  $self->emacs_runner->eval_elisp( $extractor_elisp );  # Note: eval_elisp does a quote_elisp internally.

  my $output_created_flag = -e $output_file;

  # check that there's a closing </HTML> at the bottom
  if ($output_created_flag) {
    open my $fh, '<', $output_file or die "Could not open $output_file for read: $!";
    local $/;
    my $content = <$fh>;
    close( $fh );
    unless( $content =~ m{ </HTML> \s* \z }xmsi ) {
      $output_created_flag = 0;

  return $output_created_flag;


=head2 setters and getters

The naming convention in use here is that setters begin with
"set_", but getters have *no* prefix: the most commonly used case
deserves the simplest syntax (and mutators are deprecated).

These accessors exist for all of the object attributes (documented
above) irrespective of whether they're expected to be externally useful.

=head2  automatic generation of accessors




  return if $AUTOLOAD =~ /DESTROY$/;  # skip calls to DESTROY ()

  my ($name) = $AUTOLOAD =~ /([^:]+)$/; # extract method name
  (my $field = $name) =~ s/^set_//;

  # check that this is a valid accessor call
  croak("Unknown method '$AUTOLOAD' called")
    unless defined( $ATTRIBUTES{ $field } );

  { no strict 'refs';

    # create the setter and getter and install them in the symbol table

    if ( $name =~ /^set_/ ) {
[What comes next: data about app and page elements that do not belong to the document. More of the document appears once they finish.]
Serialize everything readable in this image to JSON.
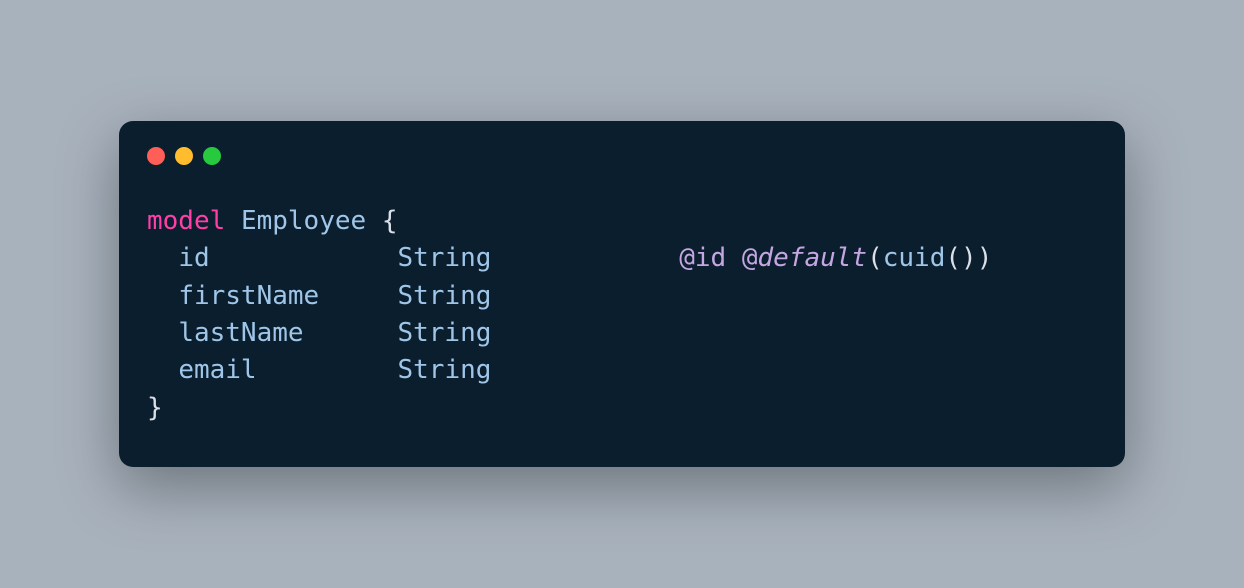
{
  "code": {
    "keyword_model": "model",
    "model_name": "Employee",
    "brace_open": "{",
    "brace_close": "}",
    "fields": [
      {
        "name": "id",
        "type": "String",
        "attrs": {
          "id": "@id",
          "default_label": "default",
          "at": "@",
          "func": "cuid",
          "paren_open": "(",
          "paren_close": ")",
          "paren_open2": "(",
          "paren_close2": ")"
        }
      },
      {
        "name": "firstName",
        "type": "String"
      },
      {
        "name": "lastName",
        "type": "String"
      },
      {
        "name": "email",
        "type": "String"
      }
    ],
    "spaces": {
      "indent": "  ",
      "name_pad_id": "            ",
      "name_pad_firstName": "     ",
      "name_pad_lastName": "      ",
      "name_pad_email": "         ",
      "type_to_attr": "            "
    }
  }
}
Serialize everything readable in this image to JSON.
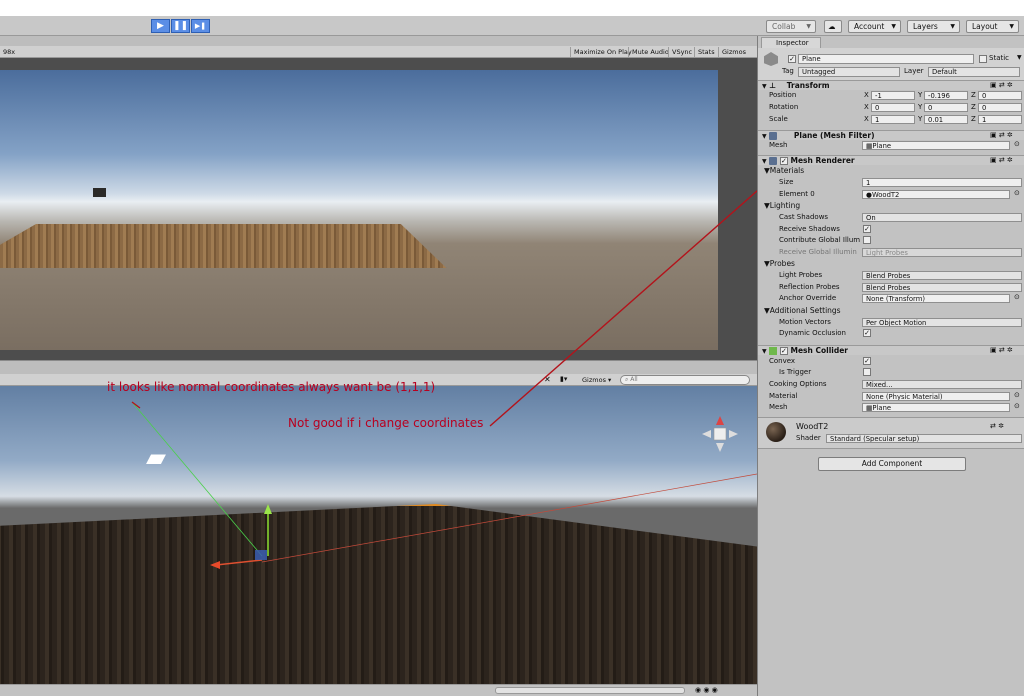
{
  "toolbar": {
    "collab": "Collab",
    "account": "Account",
    "layers": "Layers",
    "layout": "Layout",
    "play": "▶",
    "pause": "❚❚",
    "step": "▶❚"
  },
  "game": {
    "scale_fragment": "98x",
    "options": [
      "Maximize On Play",
      "Mute Audio",
      "VSync",
      "Stats",
      "Gizmos"
    ]
  },
  "scene": {
    "gizmos": "Gizmos",
    "search_placeholder": "All"
  },
  "annotations": {
    "note1": "it looks like normal coordinates always want be (1,1,1)",
    "note2": "Not good if i change coordinates"
  },
  "inspector": {
    "tab": "Inspector",
    "object_name": "Plane",
    "static_label": "Static",
    "tag_label": "Tag",
    "tag_value": "Untagged",
    "layer_label": "Layer",
    "layer_value": "Default",
    "transform": {
      "title": "Transform",
      "position": {
        "label": "Position",
        "x": "-1",
        "y": "-0.196",
        "z": "0"
      },
      "rotation": {
        "label": "Rotation",
        "x": "0",
        "y": "0",
        "z": "0"
      },
      "scale": {
        "label": "Scale",
        "x": "1",
        "y": "0.01",
        "z": "1"
      }
    },
    "mesh_filter": {
      "title": "Plane (Mesh Filter)",
      "mesh_label": "Mesh",
      "mesh_value": "Plane"
    },
    "mesh_renderer": {
      "title": "Mesh Renderer",
      "materials": "Materials",
      "size_label": "Size",
      "size_value": "1",
      "element_label": "Element 0",
      "element_value": "WoodT2",
      "lighting": "Lighting",
      "cast_label": "Cast Shadows",
      "cast_value": "On",
      "receive_label": "Receive Shadows",
      "contrib_label": "Contribute Global Illum",
      "rgi_label": "Receive Global Illumin",
      "rgi_value": "Light Probes",
      "probes": "Probes",
      "light_probes_label": "Light Probes",
      "light_probes_value": "Blend Probes",
      "refl_label": "Reflection Probes",
      "refl_value": "Blend Probes",
      "anchor_label": "Anchor Override",
      "anchor_value": "None (Transform)",
      "additional": "Additional Settings",
      "motion_label": "Motion Vectors",
      "motion_value": "Per Object Motion",
      "dyn_label": "Dynamic Occlusion"
    },
    "mesh_collider": {
      "title": "Mesh Collider",
      "convex_label": "Convex",
      "trigger_label": "Is Trigger",
      "cooking_label": "Cooking Options",
      "cooking_value": "Mixed...",
      "material_label": "Material",
      "material_value": "None (Physic Material)",
      "mesh_label": "Mesh",
      "mesh_value": "Plane"
    },
    "material": {
      "name": "WoodT2",
      "shader_label": "Shader",
      "shader_value": "Standard (Specular setup)"
    },
    "add_component": "Add Component",
    "axis_x": "X",
    "axis_y": "Y",
    "axis_z": "Z"
  }
}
      *$name = sub {
        my $self = shift;
        $self->{ $field } = shift;
        return $self->{ $field };

      goto &$name;              # jump to the new method.
    } elsif ( $name =~ /^get_/ ) {
      carp("Apparent attempt at using a getter with unneeded 'get_' prefix.");
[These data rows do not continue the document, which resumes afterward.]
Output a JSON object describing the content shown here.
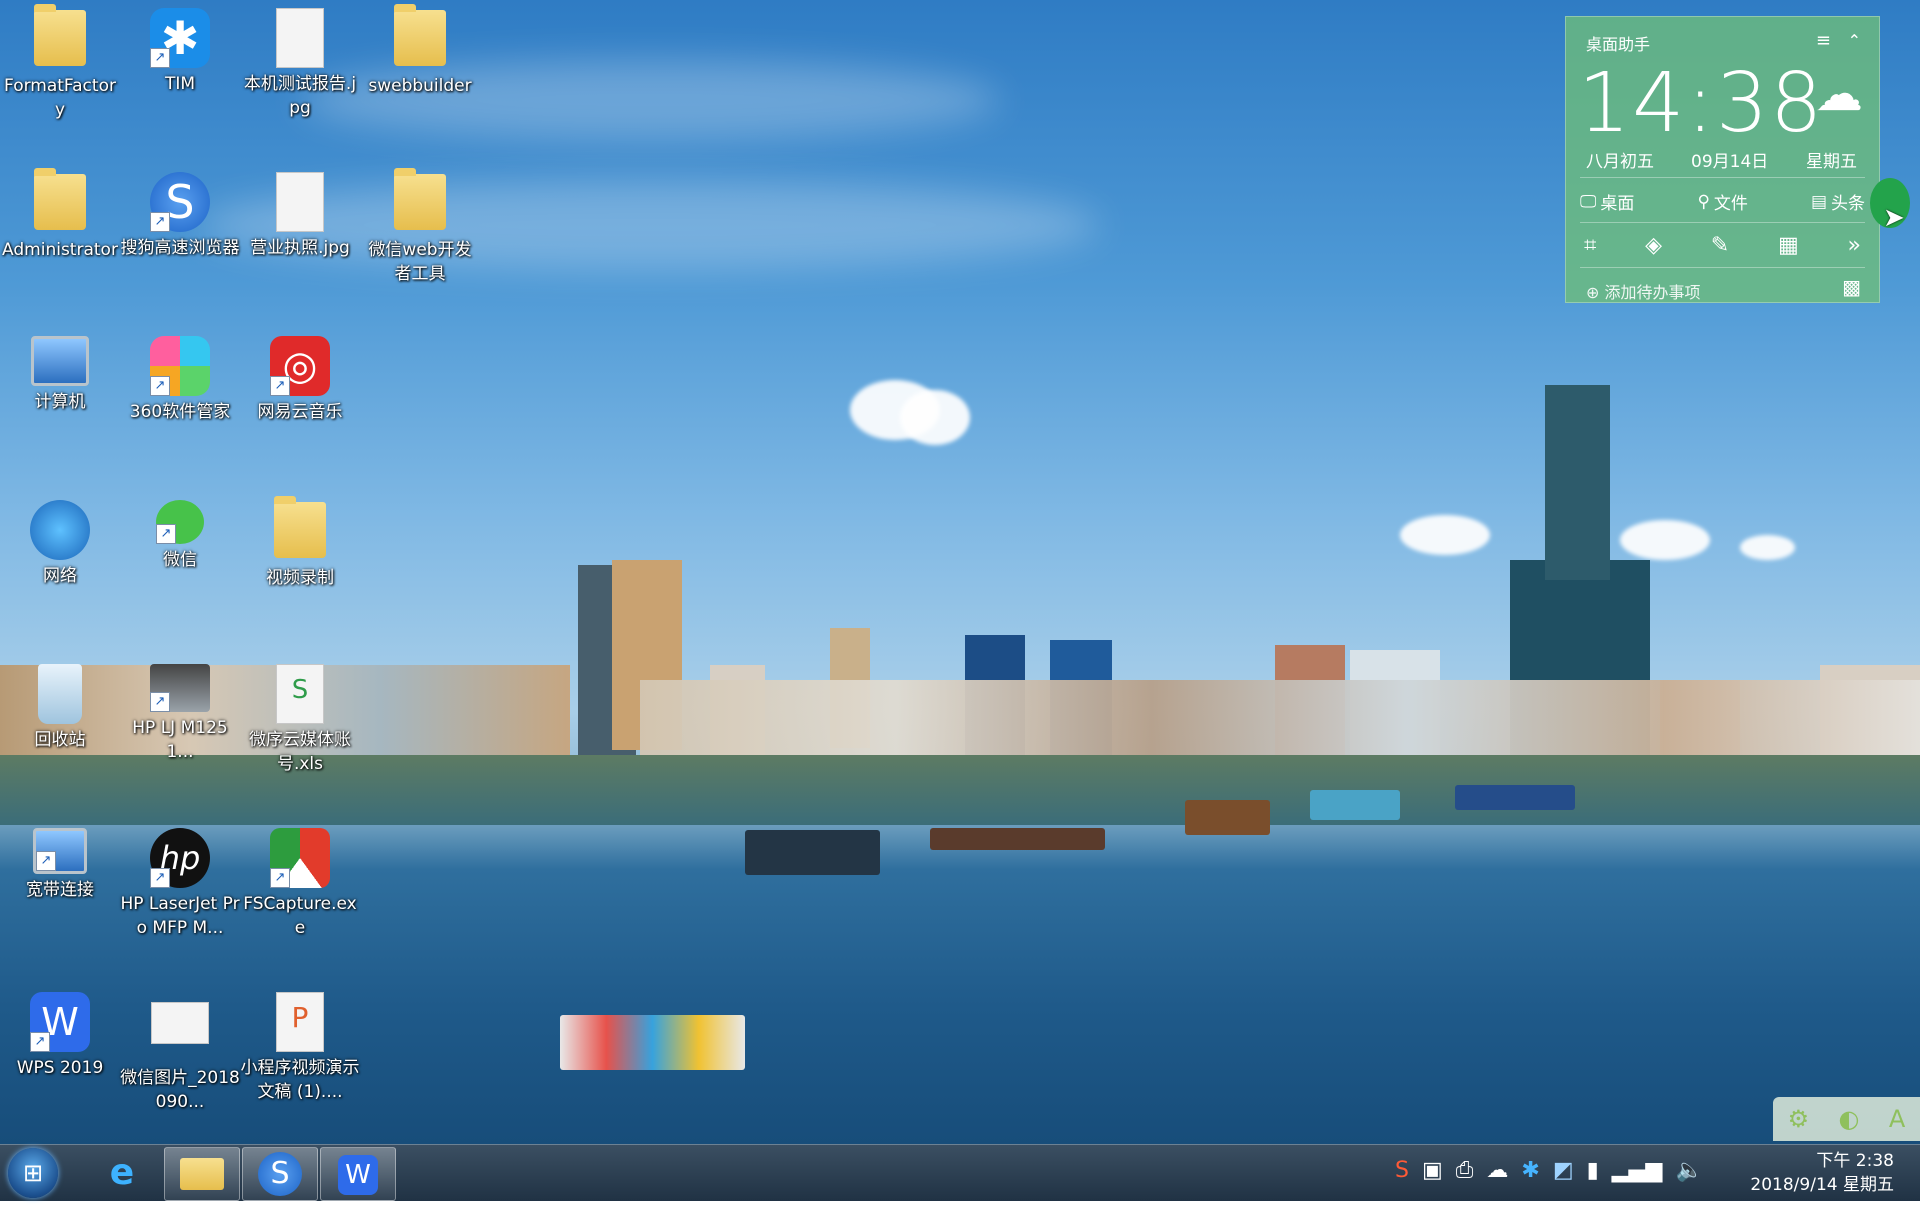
{
  "desktop_icons": [
    {
      "label": "FormatFactory",
      "kind": "folder"
    },
    {
      "label": "TIM",
      "kind": "app"
    },
    {
      "label": "本机测试报告.jpg",
      "kind": "image"
    },
    {
      "label": "swebbuilder",
      "kind": "folder"
    },
    {
      "label": "Administrator",
      "kind": "user"
    },
    {
      "label": "搜狗高速浏览器",
      "kind": "app"
    },
    {
      "label": "营业执照.jpg",
      "kind": "image"
    },
    {
      "label": "微信web开发者工具",
      "kind": "folder"
    },
    {
      "label": "计算机",
      "kind": "computer"
    },
    {
      "label": "360软件管家",
      "kind": "app"
    },
    {
      "label": "网易云音乐",
      "kind": "app"
    },
    {
      "label": "网络",
      "kind": "network"
    },
    {
      "label": "微信",
      "kind": "app"
    },
    {
      "label": "视频录制",
      "kind": "folder"
    },
    {
      "label": "回收站",
      "kind": "recycle"
    },
    {
      "label": "HP LJ M1251...",
      "kind": "printer"
    },
    {
      "label": "微序云媒体账号.xls",
      "kind": "spreadsheet"
    },
    {
      "label": "宽带连接",
      "kind": "network"
    },
    {
      "label": "HP LaserJet Pro MFP M...",
      "kind": "app"
    },
    {
      "label": "FSCapture.exe",
      "kind": "app"
    },
    {
      "label": "WPS 2019",
      "kind": "app"
    },
    {
      "label": "微信图片_2018090...",
      "kind": "image"
    },
    {
      "label": "小程序视频演示文稿 (1)....",
      "kind": "presentation"
    }
  ],
  "widget": {
    "title": "桌面助手",
    "time": "14:38",
    "lunar": "八月初五",
    "date": "09月14日",
    "weekday": "星期五",
    "links": [
      "桌面",
      "文件",
      "头条"
    ],
    "add_todo": "添加待办事项"
  },
  "taskbar": {
    "clock_time": "下午 2:38",
    "clock_date": "2018/9/14 星期五"
  },
  "ime": {
    "mode_char": "A"
  },
  "colors": {
    "widget_green": "#6ebe78",
    "taskbar": "#203244",
    "sky": "#4f9ad6"
  }
}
    *$name = sub {
      my $self = shift;
      return $self->{ $field };

    goto &$name;                # jump to the new method.




Publishing code to a web site is essentially a systems
administration task that is a very good fit for perl, but when
the code you're publishing is emacs lisp, then emacs lisp is
convenient for some of the tasks: hence this franken-project,
gluing an emacs lisp package (extract-docstrings.el) into a perl
module framework.
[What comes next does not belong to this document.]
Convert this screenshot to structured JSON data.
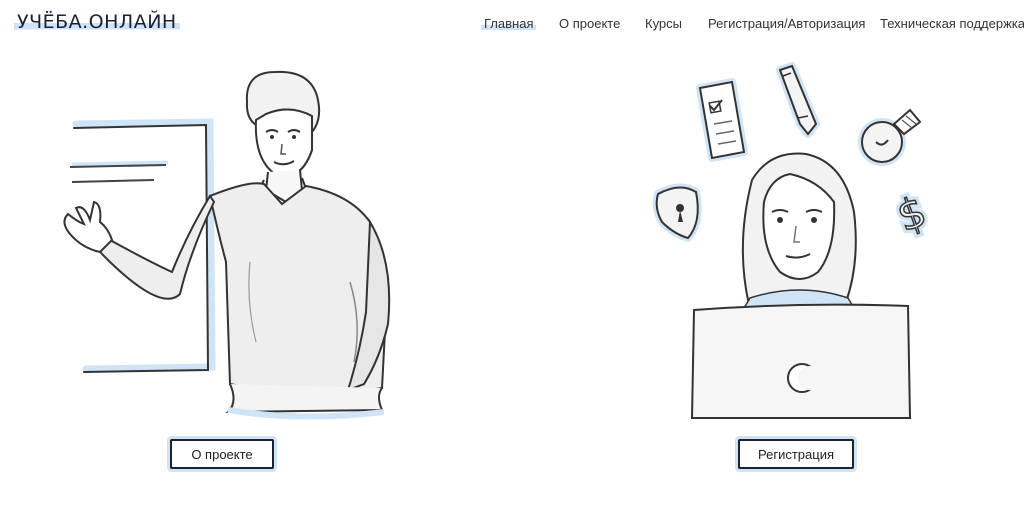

Emacs lisp has a feature where a "docstring" can be defined for
each function or variable.  This was primarily intended for the
use of the emacs on-line help system, as opposed to the texinfo
format used by the Gnu project for it's more formal documentation.

A practice started by Ilya Zakharovich when he wrote
cperl-mode was to abuse this system of docstrings, in
order to lower the bar to writing documentation: essentially
it's a way of faking "pod" in elisp.

If your documentation is embedded in the emacs help system in
the form of these docstrings, then when creating web pages about
the code, it's useful to be able to extract the docstrings and
format them as an html page.

And that's the small need this lash-up of a module fills.

=head1 TODO

o  With this version, I use the (rather cheesy, in my opinion)
   cop-out of instructing the user to manually install the elisp
   somewhere in the load-path.  Question: can this be automated?

o  Currently, this is file-oriented: one *.el in, one *.html out.
   Would like to work on a set of elisp files, and handle
   internal links inside the set appropriately.

o  Look into skeleton or tempo to do html headers and footers.
   At present, these are hardcoded strings (to dodge the old
   dependency on the non-standard template.el).

=head1 SEE ALSO


=head1 AUTHOR

Joseph Brenner, E<lt>doom@kzsu.stanford.eduE<gt>,
02 Mar 2008


Copyright (C) 2008 by Joseph Brenner

This library is free software; you can redistribute it and/or modify
it under the same terms as Perl itself, either Perl version 5.8.2 or,
at your option, any later version of Perl 5 you may have available.

=head1 BUGS

None reported... yet.